By Dr. Yasir Abunamous,
DocReady Primary Care and Urgent Care Physician
What is a UTI?
A urinary tract infection (UTI) is a common infection caused by bacteria in the urinary tract. UTIs, also referred to as bladder infections, affect millions of women every year and are one of the more frequent conditions treated by DocReady’s board-certified physicians. The common symptoms of a UTI are a burning sensation, bladder pressure, and frequent urination. In addition, some women who have UTIs may notice that their urine looks cloudy or dark, and some may even see blood in their urine. It is also possible to not experience any of these symptoms but know that something is not right; listen to your body. If you have a high fever of more than 100.3 F, back or flank pain, or nausea and vomiting it may indicate something more serious and you should seek urgent medical attention. As painful and uncomfortable as they are, UTIs are generally not serious, and with prompt, proper treatment, they rarely lead to complications. However, it is important to seek medical attention because untreated UTIs can lead to some serious problems for your health. Identifying and treating a UTI as early as possible is the best way to ensure resolution of the infection, and prevent future complications.
What causes a UTI?
UTIs are common, with most adult women reporting having about one infection every two years, and are most commonly caused by the bacteria known as Escherichia coli (E. coli). Typically, E. coli, already present in your intestines, colon and around the anus, is a harmless microorganism but if it makes its way to your urinary tract the result is a urinary tract infection.
Can a UTI be prevented?
This unwanted contamination of the urethra, which occurs commonly when having sex, can be lessened by the woman urinating immediately after having sex in order to clear the urethra of any bacteria that may have been introduced. It is also important that women wipe front to back after using the restroom to prevent potential bacterial transfer to the urethra. Unfortunately, some women are more prone to having recurrent or chronic UTIs. If you experience more than 3 UTIs in one year, you should consult your doctor about treatment options for chronic UTIs. There are numerous treatment options for recurring UTIs.
How do I test for a UTI?
Traditionally, being diagnosed and treated for a UTI involved going to a doctor’s office for a urinalysis and sometimes for a urine culture as well. However, there have been numerous medical studies that have proven that a UTI can be diagnosed and appropriately treated simply by answering a few targeted questions about your symptoms and your relevant medical history. If you are unsure if your symptoms are a UTI, or just want to know for sure, schedule an appointment to speak to one of the DocReady board-certified doctors securely from your phone or computer and get a prescription for UTI in 15 minutes or less. You don’t need to deal with the time and hassle of going to an in-person doctor’s appointment.

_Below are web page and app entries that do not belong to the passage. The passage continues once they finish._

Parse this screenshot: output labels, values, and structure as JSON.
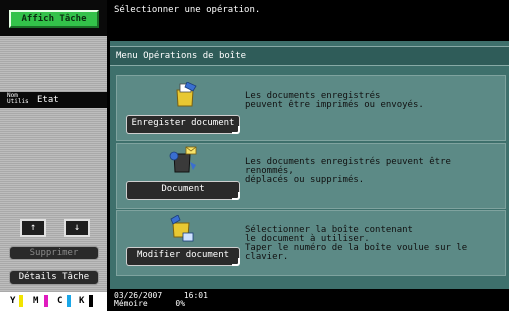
{
  "left": {
    "affich_tache": "Affich Tâche",
    "tabs_a": "Nom",
    "tabs_a2": "Utilis",
    "tabs_b": "Etat",
    "arrow_up": "↑",
    "arrow_down": "↓",
    "supprimer": "Supprimer",
    "details_tache": "Détails Tâche",
    "inks": [
      {
        "letter": "Y",
        "color": "#f2e400"
      },
      {
        "letter": "M",
        "color": "#e01bbf"
      },
      {
        "letter": "C",
        "color": "#1aa7e8"
      },
      {
        "letter": "K",
        "color": "#000000"
      }
    ]
  },
  "message": "Sélectionner une opération.",
  "menu_title": "Menu Opérations de boîte",
  "cards": [
    {
      "button": "Enregister document",
      "text": [
        "Les documents enregistrés",
        "peuvent être imprimés ou envoyés."
      ]
    },
    {
      "button": "Document",
      "text": [
        "Les documents enregistrés peuvent être renommés,",
        "déplacés ou supprimés."
      ]
    },
    {
      "button": "Modifier document",
      "text": [
        "Sélectionner la boîte contenant",
        "le document à utiliser.",
        "Taper le numéro de la boîte voulue sur le clavier."
      ]
    }
  ],
  "status": {
    "date": "03/26/2007",
    "time": "16:01",
    "memory_label": "Mémoire",
    "memory_value": "0%"
  }
}
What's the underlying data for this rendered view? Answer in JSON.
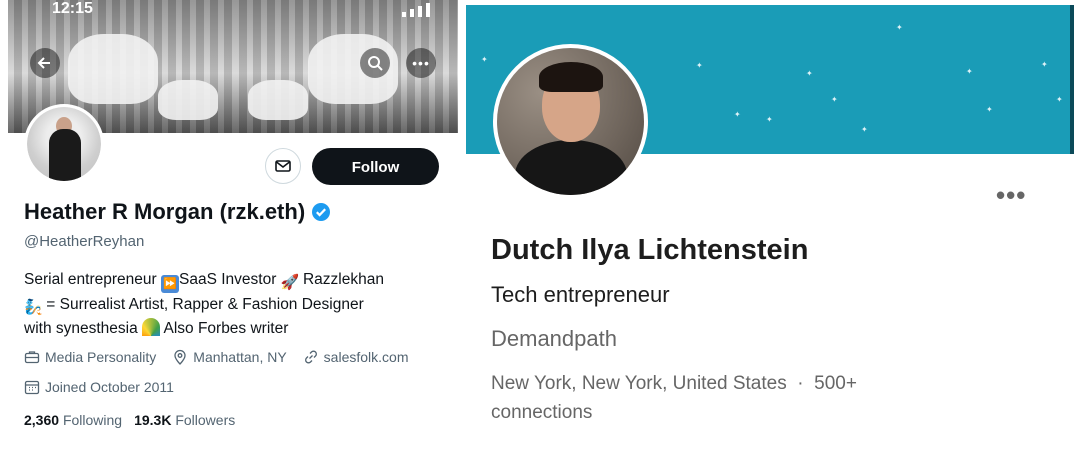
{
  "left_profile": {
    "status_time": "12:15",
    "display_name": "Heather R Morgan (rzk.eth)",
    "handle": "@HeatherReyhan",
    "follow_label": "Follow",
    "bio_parts": [
      "Serial entrepreneur ",
      "SaaS Investor ",
      " Razzlekhan",
      " = Surrealist Artist, Rapper & Fashion Designer",
      "with synesthesia ",
      " Also Forbes writer"
    ],
    "meta": {
      "category": "Media Personality",
      "location": "Manhattan, NY",
      "website": "salesfolk.com",
      "joined": "Joined October 2011"
    },
    "counts": {
      "following_value": "2,360",
      "following_label": "Following",
      "followers_value": "19.3K",
      "followers_label": "Followers"
    },
    "icons": [
      "back-arrow-icon",
      "search-icon",
      "more-icon",
      "mail-icon",
      "verified-badge-icon",
      "briefcase-icon",
      "location-pin-icon",
      "link-icon",
      "calendar-icon"
    ],
    "colors": {
      "verified": "#1d9bf0",
      "follow_bg": "#0f1419"
    }
  },
  "right_profile": {
    "name": "Dutch Ilya Lichtenstein",
    "headline": "Tech entrepreneur",
    "company": "Demandpath",
    "location": "New York, New York, United States",
    "separator": "·",
    "connections": "500+",
    "connections_suffix": "connections",
    "more_label": "•••",
    "colors": {
      "banner": "#1a9cb7"
    }
  }
}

What is the treatment for UTIs?
Because UTIs are caused by bacteria, the only way to fully cure a UTI is with prescription antibiotics that eliminate the bacteria. Other methods of treatment merely mask your symptoms instead of wiping out the bacteria causing the infection. Fortunately, most cases of UTIs can be cured with a short course of antibiotic therapy. By treating a urinary tract infection with antibiotics and not just treating the symptoms, you rid the urinary tract of the bacteria that cause the infection.

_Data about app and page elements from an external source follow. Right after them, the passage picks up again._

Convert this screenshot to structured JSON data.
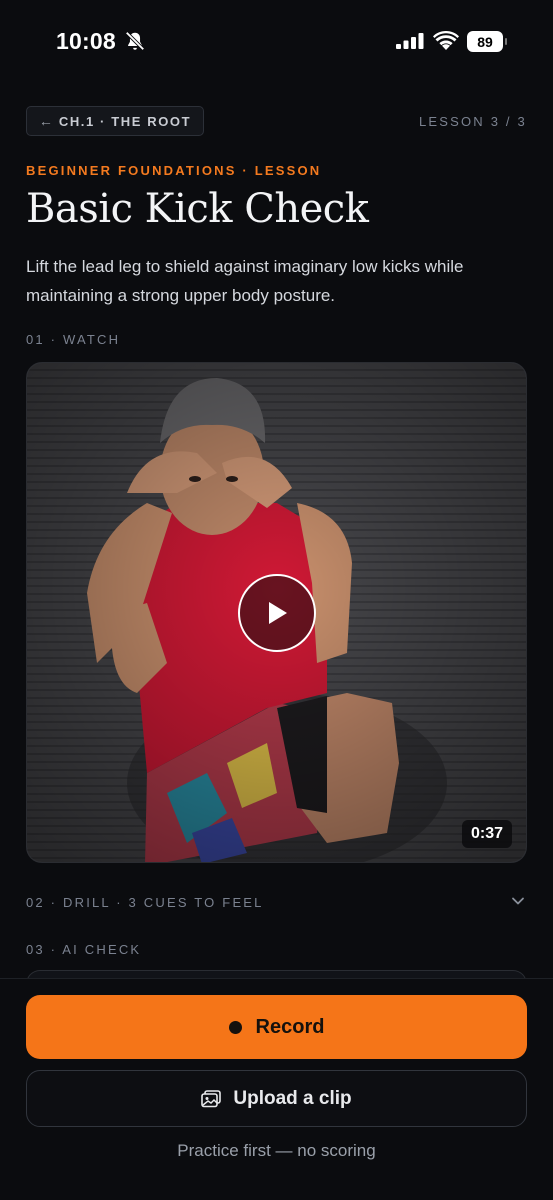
{
  "status_bar": {
    "time": "10:08",
    "battery": "89"
  },
  "header": {
    "back_label": "CH.1 · THE ROOT",
    "back_arrow": "←",
    "lesson_count": "LESSON 3 / 3"
  },
  "lesson": {
    "kicker": "BEGINNER FOUNDATIONS · LESSON",
    "title": "Basic Kick Check",
    "description": "Lift the lead leg to shield against imaginary low kicks while maintaining a strong upper body posture."
  },
  "sections": {
    "watch": "01 · WATCH",
    "drill": "02 · DRILL · 3 CUES TO FEEL",
    "ai_check": "03 · AI CHECK"
  },
  "video": {
    "duration": "0:37"
  },
  "actions": {
    "record_label": "Record",
    "upload_label": "Upload a clip",
    "practice_note": "Practice first — no scoring"
  },
  "colors": {
    "accent": "#f57518",
    "background": "#0b0c0f",
    "muted": "#7b8290"
  }
}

Lifestyle measures such as drinking plenty of water (8-10 glasses a day), avoiding added sugars in foods and beverages, and getting adequate rest can also be very useful in assisting your body to combat the infection, even while on antibiotics.
Some women experience severe pain during UTIs and may want something to relieve the pain in addition to killing the infection. Your doctor may also prescribe/suggest something to dull the pain.

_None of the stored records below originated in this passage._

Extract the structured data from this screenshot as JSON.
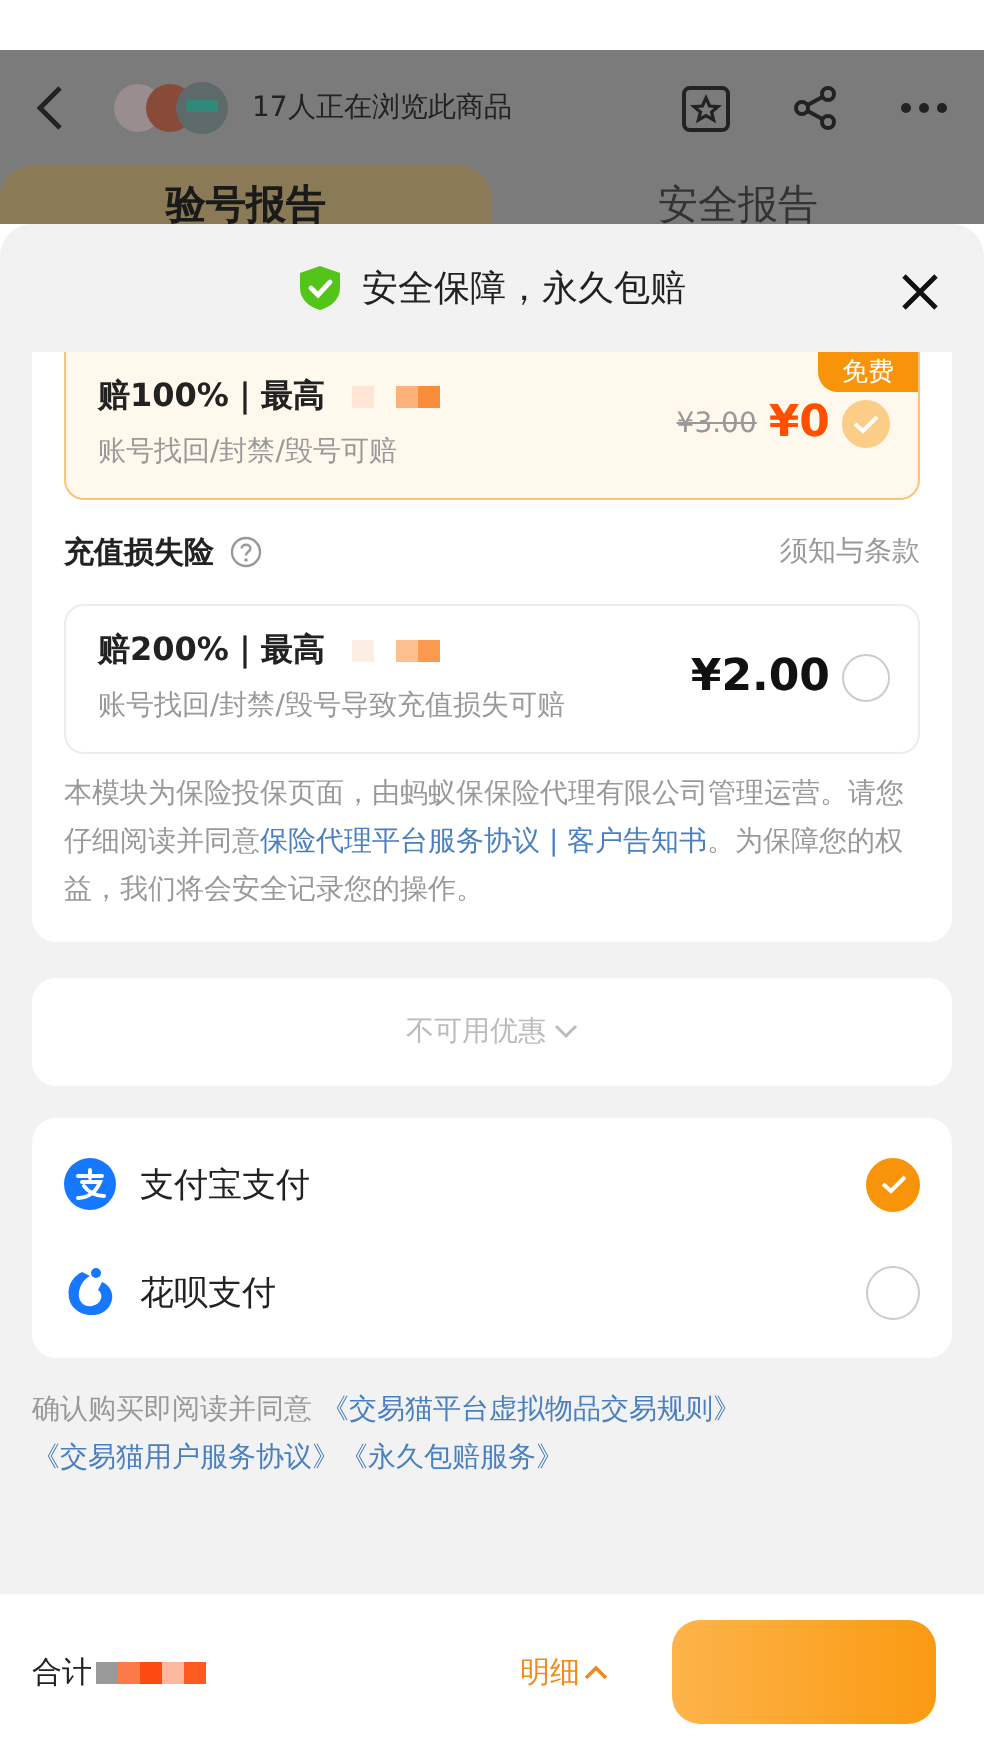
{
  "header": {
    "viewers": "17人正在浏览此商品"
  },
  "tabs": [
    {
      "label": "验号报告",
      "selected": true
    },
    {
      "label": "安全报告",
      "selected": false
    }
  ],
  "sheet": {
    "title": "安全保障，永久包赔",
    "sections": [
      {
        "option": {
          "title": "赔100%｜最高",
          "desc": "账号找回/封禁/毁号可赔",
          "original_price": "¥3.00",
          "price": "¥0",
          "badge": "免费",
          "selected": true,
          "highlighted": true
        }
      },
      {
        "heading": "充值损失险",
        "terms": "须知与条款",
        "option": {
          "title": "赔200%｜最高",
          "desc": "账号找回/封禁/毁号导致充值损失可赔",
          "price": "¥2.00",
          "selected": false,
          "highlighted": false
        }
      }
    ],
    "notice": [
      {
        "kind": "text",
        "text": "本模块为保险投保页面，由蚂蚁保保险代理有限公司管理运营。请您仔细阅读并同意"
      },
      {
        "kind": "link",
        "text": "保险代理平台服务协议"
      },
      {
        "kind": "sep",
        "text": " | "
      },
      {
        "kind": "link",
        "text": "客户告知书"
      },
      {
        "kind": "text",
        "text": "。为保障您的权益，我们将会安全记录您的操作。"
      }
    ],
    "coupon": "不可用优惠",
    "payments": [
      {
        "name": "支付宝支付",
        "kind": "alipay",
        "selected": true
      },
      {
        "name": "花呗支付",
        "kind": "huabei",
        "selected": false
      }
    ],
    "agreement": [
      {
        "kind": "text",
        "text": "确认购买即阅读并同意 "
      },
      {
        "kind": "link",
        "text": "《交易猫平台虚拟物品交易规则》"
      },
      {
        "kind": "link",
        "text": "《交易猫用户服务协议》"
      },
      {
        "kind": "link",
        "text": "《永久包赔服务》"
      }
    ]
  },
  "footer": {
    "total_label": "合计",
    "detail": "明细"
  }
}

The bottom line: UTIs are common, easy to diagnose, and respond well to physician recommended antibiotics. Only rarely will you need in-depth testing and examination and with the proper treatment you should be back to feeling well in no time.
If you are experiencing any symptoms of a UTI, book an appointment with DocReady today.
Dr. Yasir Abunamous (“Dr. A”) is a Family Physician who specializes in patient-centered care leveraging the strengths and resources of each individual to optimize and maintain health, and endeavors to restore health during times of illness. He treats patients of all ages (including newborns and infants), with experience in pediatrics and women’s health in addition to general medicine. When not at work, Dr. A spends much of his free time with his beloved family, community members, and friends.